 To achieve systemic therapy safely, it is important to have control over where the toxic species are delivered - preferentially within tumor, leaving normal tissues unharmed. This control is achieved through the nanoplex molecules of the present invention, and being able to measure the delivery of that nanoplex through imaging. There is also a compelling need to find effective treatments for metastatic disease, as it typically becomes refractory to treatment. The targeted nanoplex molecules that are disclosed herein, and which carries multimodality imaging reporters together with siRNA and a prodrug enzyme, are useful for theranostic imaging of cancers, including, for example, metastatic PC. The nanoplex molecules of the present invention provide a platform technology toward many cancer subtypes and alternative therapeutic targets. Downregulation of specific pathways using siRNA further provides unique opportunities to target cancer cells selectively while sparing normal tissue. The nanoplex molecule platform described herein has the ability to deliver multiple siRNA. The strategy described herein can be useful to down-regulate multi-drug resistance pathways, or repair enzymes with the goal of increasing the efficacy, safety, and efficiency of chemotherapeutic or irradiation therapies.
 All references, including publications, patent applications, and patents, cited herein are hereby incorporated by reference to the same extent as if each reference were individually and specifically indicated to be incorporated by reference and were set forth in its entirety herein.

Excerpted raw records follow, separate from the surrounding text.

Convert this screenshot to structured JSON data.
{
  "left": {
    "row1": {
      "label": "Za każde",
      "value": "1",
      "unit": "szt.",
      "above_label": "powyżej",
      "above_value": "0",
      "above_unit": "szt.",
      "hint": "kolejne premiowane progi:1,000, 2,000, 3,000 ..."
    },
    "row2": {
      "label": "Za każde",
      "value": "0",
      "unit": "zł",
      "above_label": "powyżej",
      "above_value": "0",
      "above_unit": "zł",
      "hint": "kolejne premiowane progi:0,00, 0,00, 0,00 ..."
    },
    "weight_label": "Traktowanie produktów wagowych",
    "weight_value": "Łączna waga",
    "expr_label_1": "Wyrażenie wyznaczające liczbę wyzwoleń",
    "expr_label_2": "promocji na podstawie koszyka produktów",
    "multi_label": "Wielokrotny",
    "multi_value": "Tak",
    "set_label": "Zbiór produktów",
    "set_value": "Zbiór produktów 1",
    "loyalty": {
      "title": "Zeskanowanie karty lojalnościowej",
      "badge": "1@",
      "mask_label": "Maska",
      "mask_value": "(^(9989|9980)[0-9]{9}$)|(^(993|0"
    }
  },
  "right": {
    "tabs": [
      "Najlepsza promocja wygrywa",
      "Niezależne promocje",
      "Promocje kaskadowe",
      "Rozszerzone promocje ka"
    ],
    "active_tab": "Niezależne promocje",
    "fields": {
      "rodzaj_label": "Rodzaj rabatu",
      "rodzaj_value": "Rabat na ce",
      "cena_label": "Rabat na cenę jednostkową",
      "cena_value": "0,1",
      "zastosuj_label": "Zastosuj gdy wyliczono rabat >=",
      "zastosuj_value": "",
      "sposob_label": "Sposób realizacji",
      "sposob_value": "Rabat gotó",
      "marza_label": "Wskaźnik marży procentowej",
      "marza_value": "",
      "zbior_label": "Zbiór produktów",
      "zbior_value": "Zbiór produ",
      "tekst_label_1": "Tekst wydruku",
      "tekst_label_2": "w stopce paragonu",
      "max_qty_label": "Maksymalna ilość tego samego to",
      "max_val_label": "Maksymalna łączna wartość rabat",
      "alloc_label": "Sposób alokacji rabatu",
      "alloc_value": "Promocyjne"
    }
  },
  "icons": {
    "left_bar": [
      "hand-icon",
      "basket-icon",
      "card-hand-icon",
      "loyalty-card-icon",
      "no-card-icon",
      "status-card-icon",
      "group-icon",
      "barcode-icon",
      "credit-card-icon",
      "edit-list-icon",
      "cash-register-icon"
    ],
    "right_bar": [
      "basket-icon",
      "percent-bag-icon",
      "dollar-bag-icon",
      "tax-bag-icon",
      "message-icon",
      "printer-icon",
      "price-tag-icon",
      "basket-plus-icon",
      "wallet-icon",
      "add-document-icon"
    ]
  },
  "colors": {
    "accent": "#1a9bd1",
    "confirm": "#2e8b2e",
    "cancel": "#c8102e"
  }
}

 The use of the terms "a" and "an" and "the" and similar referents in the context of describing the invention (especially in the context of the following claims) are to be construed to cover both the singular and the plural, unless otherwise indicated herein or clearly contradicted by context. The terms "comprising," "having," "including," and "containing" are to be construed as open-ended terms (i.e., meaning "including, but not limited to,") unless otherwise noted. Recitation of ranges of values herein are merely intended to serve as a shorthand method of referring individually to each separate value falling within the range, unless otherwise indicated herein, and each separate value is incorporated into the specification as if it were individually recited herein. All methods described herein can be performed in any suitable order unless otherwise indicated herein or otherwise clearly contradicted by context. The use of any and all examples, or exemplary language (e.g., "such as") provided herein, is intended merely to better illuminate the invention and does not pose a limitation on the scope of the invention unless otherwise claimed. No language in the specification should be construed as indicating any non-claimed element as essential to the practice of the invention.
 Preferred embodiments of this invention are described herein, including the best mode known to the inventors for carrying out the invention. Variations of those preferred embodiments may become apparent to those of ordinary skill in the art upon reading the foregoing description. The inventors expect skilled artisans to employ such variations as appropriate, and the inventors intend for the invention to be practiced otherwise than as specifically described herein. Accordingly, this invention includes all modifications and equivalents of the subject matter recited in the claims appended hereto as permitted by applicable law. Moreover, any combination of the above-described elements in all possible variations thereof is encompassed by the invention unless otherwise indicated herein or otherwise clearly contradicted by context.